Casting a Wide Net of Respect
While it seems like a lot of the stories involving police interactions with the public are about situations gone wrong, it’s always worth remembering that those are the exception, not the rule, and the vast majority of women and men in law enforcement are there to make a positive impact on their communities.
We saw another example of that a few weeks ago when the fifth-annual Cops-N-Bobbers Youth Fishing event was held in Bloomingdale, Ohio.
It’s a program with a simple set of goals: To teach kids how to fish, enable them to connect with the outdoors and to develop positive relationships with law enforcement officers.
The local program traces its origins to 2015, when Bruce Palmer, a teacher and coach at Toronto High School and a former Jefferson County sheriff’s deputy, was looking for a way to create positive interaction between law enforcement officers and students. That’s when he and the Jefferson County Drug Task Force partnered to bring the national program to Toronto Junior-Senior High School.
Nearly 100 students participated in this year’s event, and they were able to connect with teachers, police officers, members of the drug task force, state wildlife officers, sheriff’s deputies and Ohio Highway Patrol troopers who demonstrated how to bait hooks, cast a line and reel in fish.
They also were able to get to know the students and work toward building relationships, while discussing the importance of staying away from drugs and crime — all while enjoying a day fishing.
Providing a safe community outlet for kids and working to establish trust, mutual respect and teamwork with police officers while building a strong community — those are standards the Cops-N-Bobbers program meets each year.

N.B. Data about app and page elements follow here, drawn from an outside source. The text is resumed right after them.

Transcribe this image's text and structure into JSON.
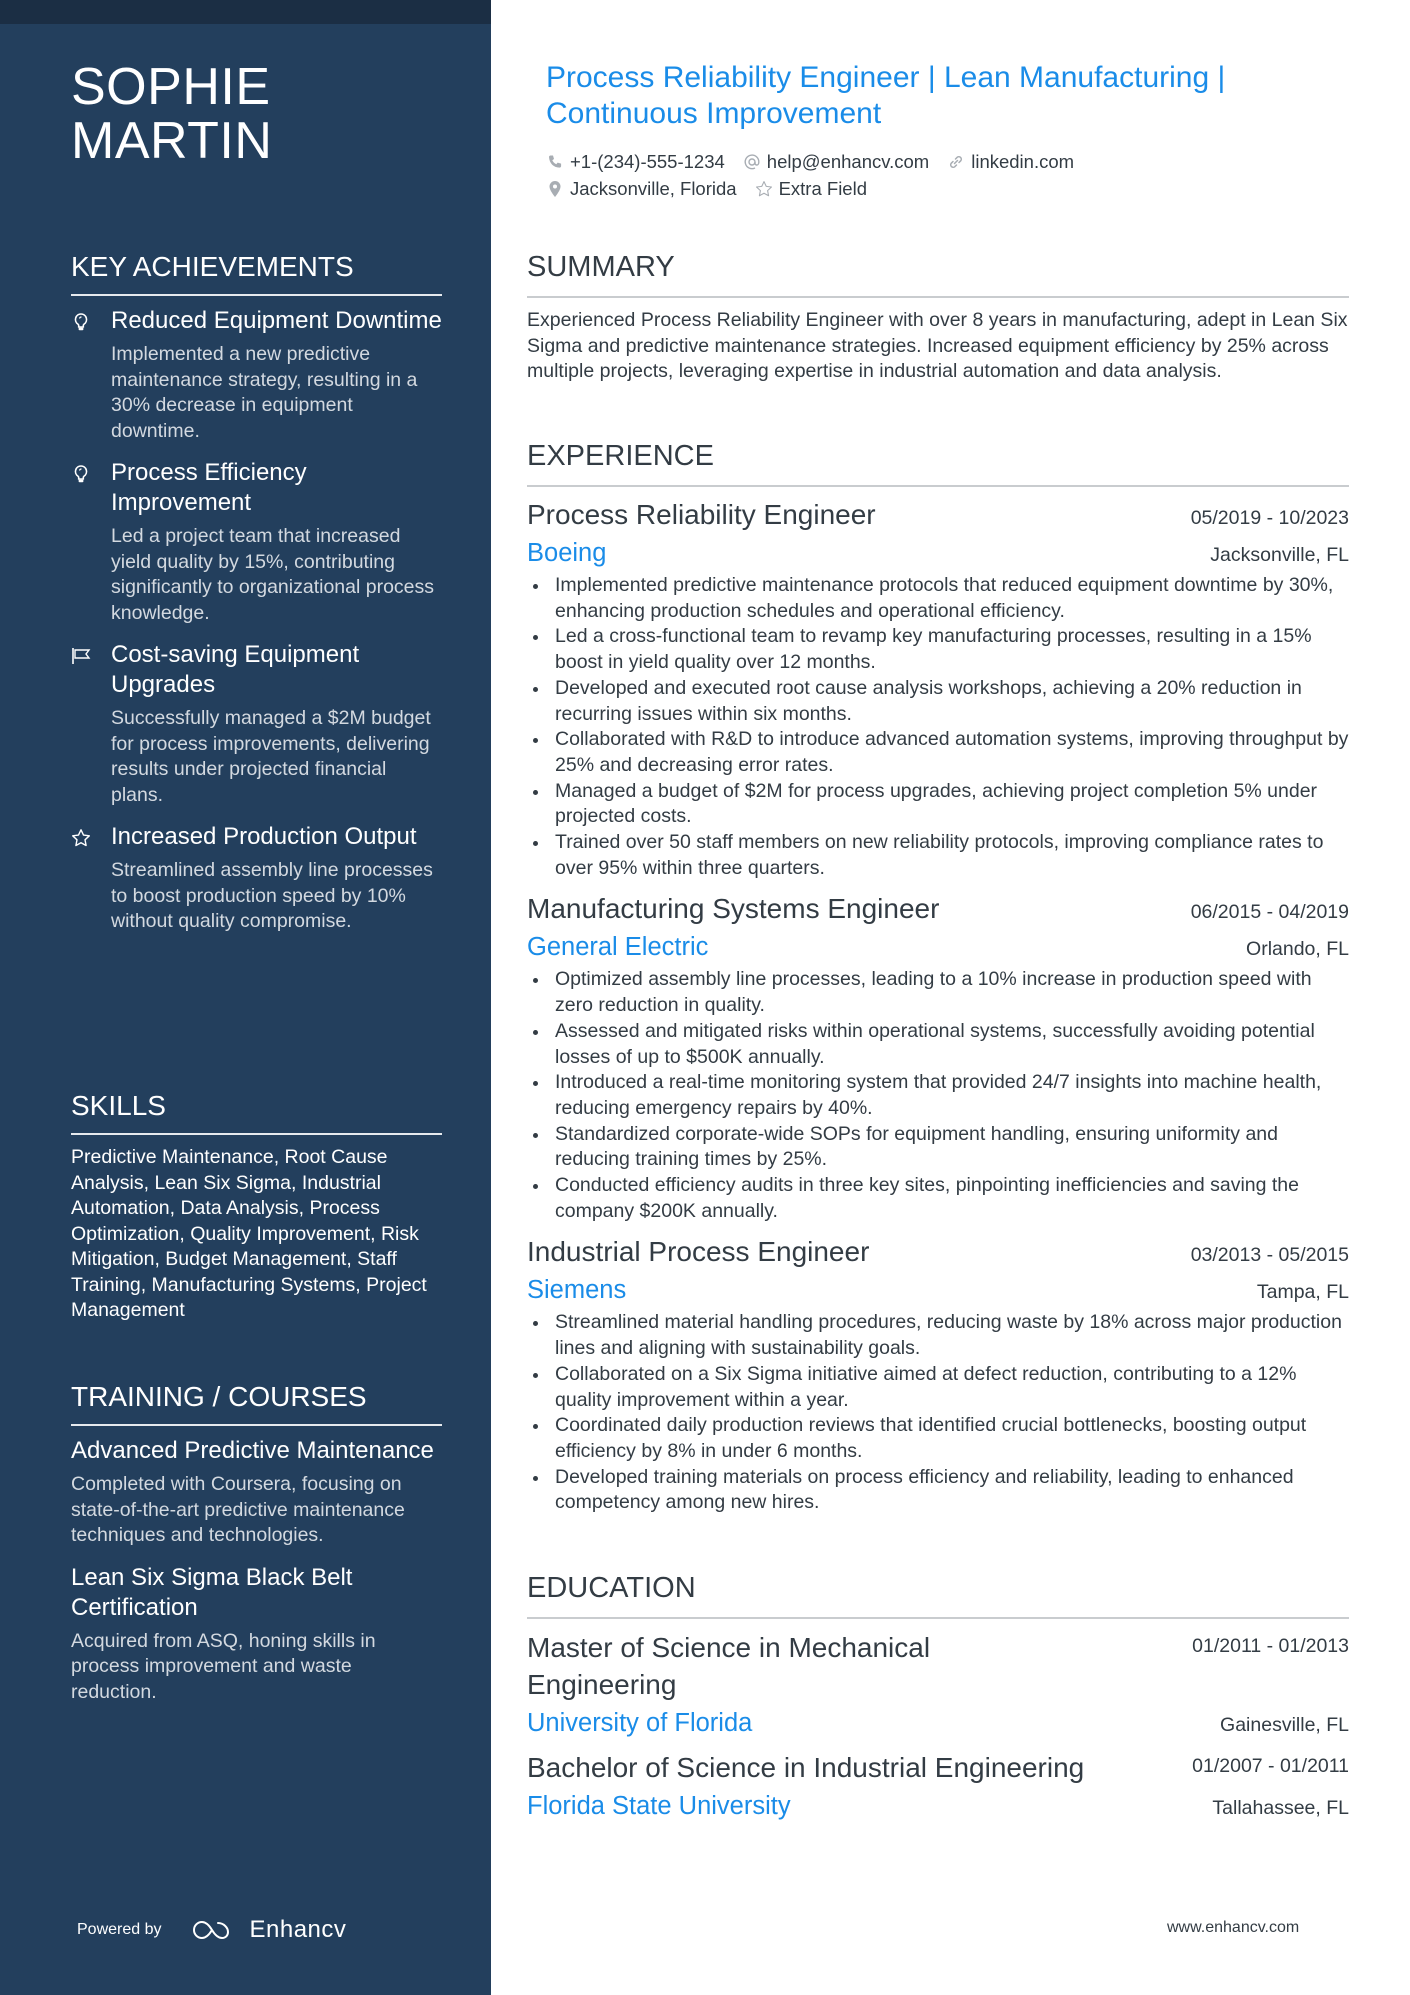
{
  "person": {
    "name_line1": "SOPHIE",
    "name_line2": "MARTIN",
    "headline": "Process Reliability Engineer | Lean Manufacturing | Continuous Improvement"
  },
  "contacts": {
    "phone": "+1-(234)-555-1234",
    "email": "help@enhancv.com",
    "website": "linkedin.com",
    "location": "Jacksonville, Florida",
    "extra": "Extra Field",
    "icons": [
      "phone-icon",
      "at-icon",
      "link-icon",
      "location-pin-icon",
      "star-icon"
    ]
  },
  "sidebar": {
    "achievements_title": "KEY ACHIEVEMENTS",
    "achievements": [
      {
        "icon": "lightbulb-icon",
        "title": "Reduced Equipment Downtime",
        "description": "Implemented a new predictive maintenance strategy, resulting in a 30% decrease in equipment downtime."
      },
      {
        "icon": "lightbulb-icon",
        "title": "Process Efficiency Improvement",
        "description": "Led a project team that increased yield quality by 15%, contributing significantly to organizational process knowledge."
      },
      {
        "icon": "flag-icon",
        "title": "Cost-saving Equipment Upgrades",
        "description": "Successfully managed a $2M budget for process improvements, delivering results under projected financial plans."
      },
      {
        "icon": "star-icon",
        "title": "Increased Production Output",
        "description": "Streamlined assembly line processes to boost production speed by 10% without quality compromise."
      }
    ],
    "skills_title": "SKILLS",
    "skills_text": "Predictive Maintenance, Root Cause Analysis, Lean Six Sigma, Industrial Automation, Data Analysis, Process Optimization, Quality Improvement, Risk Mitigation, Budget Management, Staff Training, Manufacturing Systems, Project Management",
    "training_title": "TRAINING / COURSES",
    "courses": [
      {
        "title": "Advanced Predictive Maintenance",
        "description": "Completed with Coursera, focusing on state-of-the-art predictive maintenance techniques and technologies."
      },
      {
        "title": "Lean Six Sigma Black Belt Certification",
        "description": "Acquired from ASQ, honing skills in process improvement and waste reduction."
      }
    ],
    "powered_by": "Powered by",
    "brand": "Enhancv"
  },
  "summary": {
    "title": "SUMMARY",
    "text": "Experienced Process Reliability Engineer with over 8 years in manufacturing, adept in Lean Six Sigma and predictive maintenance strategies. Increased equipment efficiency by 25% across multiple projects, leveraging expertise in industrial automation and data analysis."
  },
  "experience": {
    "title": "EXPERIENCE",
    "jobs": [
      {
        "title": "Process Reliability Engineer",
        "dates": "05/2019 - 10/2023",
        "company": "Boeing",
        "location": "Jacksonville, FL",
        "bullets": [
          "Implemented predictive maintenance protocols that reduced equipment downtime by 30%, enhancing production schedules and operational efficiency.",
          "Led a cross-functional team to revamp key manufacturing processes, resulting in a 15% boost in yield quality over 12 months.",
          "Developed and executed root cause analysis workshops, achieving a 20% reduction in recurring issues within six months.",
          "Collaborated with R&D to introduce advanced automation systems, improving throughput by 25% and decreasing error rates.",
          "Managed a budget of $2M for process upgrades, achieving project completion 5% under projected costs.",
          "Trained over 50 staff members on new reliability protocols, improving compliance rates to over 95% within three quarters."
        ]
      },
      {
        "title": "Manufacturing Systems Engineer",
        "dates": "06/2015 - 04/2019",
        "company": "General Electric",
        "location": "Orlando, FL",
        "bullets": [
          "Optimized assembly line processes, leading to a 10% increase in production speed with zero reduction in quality.",
          "Assessed and mitigated risks within operational systems, successfully avoiding potential losses of up to $500K annually.",
          "Introduced a real-time monitoring system that provided 24/7 insights into machine health, reducing emergency repairs by 40%.",
          "Standardized corporate-wide SOPs for equipment handling, ensuring uniformity and reducing training times by 25%.",
          "Conducted efficiency audits in three key sites, pinpointing inefficiencies and saving the company $200K annually."
        ]
      },
      {
        "title": "Industrial Process Engineer",
        "dates": "03/2013 - 05/2015",
        "company": "Siemens",
        "location": "Tampa, FL",
        "bullets": [
          "Streamlined material handling procedures, reducing waste by 18% across major production lines and aligning with sustainability goals.",
          "Collaborated on a Six Sigma initiative aimed at defect reduction, contributing to a 12% quality improvement within a year.",
          "Coordinated daily production reviews that identified crucial bottlenecks, boosting output efficiency by 8% in under 6 months.",
          "Developed training materials on process efficiency and reliability, leading to enhanced competency among new hires."
        ]
      }
    ]
  },
  "education": {
    "title": "EDUCATION",
    "items": [
      {
        "degree": "Master of Science in Mechanical Engineering",
        "dates": "01/2011 - 01/2013",
        "school": "University of Florida",
        "location": "Gainesville, FL"
      },
      {
        "degree": "Bachelor of Science in Industrial Engineering",
        "dates": "01/2007 - 01/2011",
        "school": "Florida State University",
        "location": "Tallahassee, FL"
      }
    ]
  },
  "footer": {
    "url": "www.enhancv.com"
  },
  "colors": {
    "sidebar_bg": "#233f5d",
    "accent": "#1a8ce8",
    "text": "#333c44"
  }
}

It’s good to know that officials with the Toronto police and the task force plan to support the event for years to come, building relationships and a stronger community one cast at a time.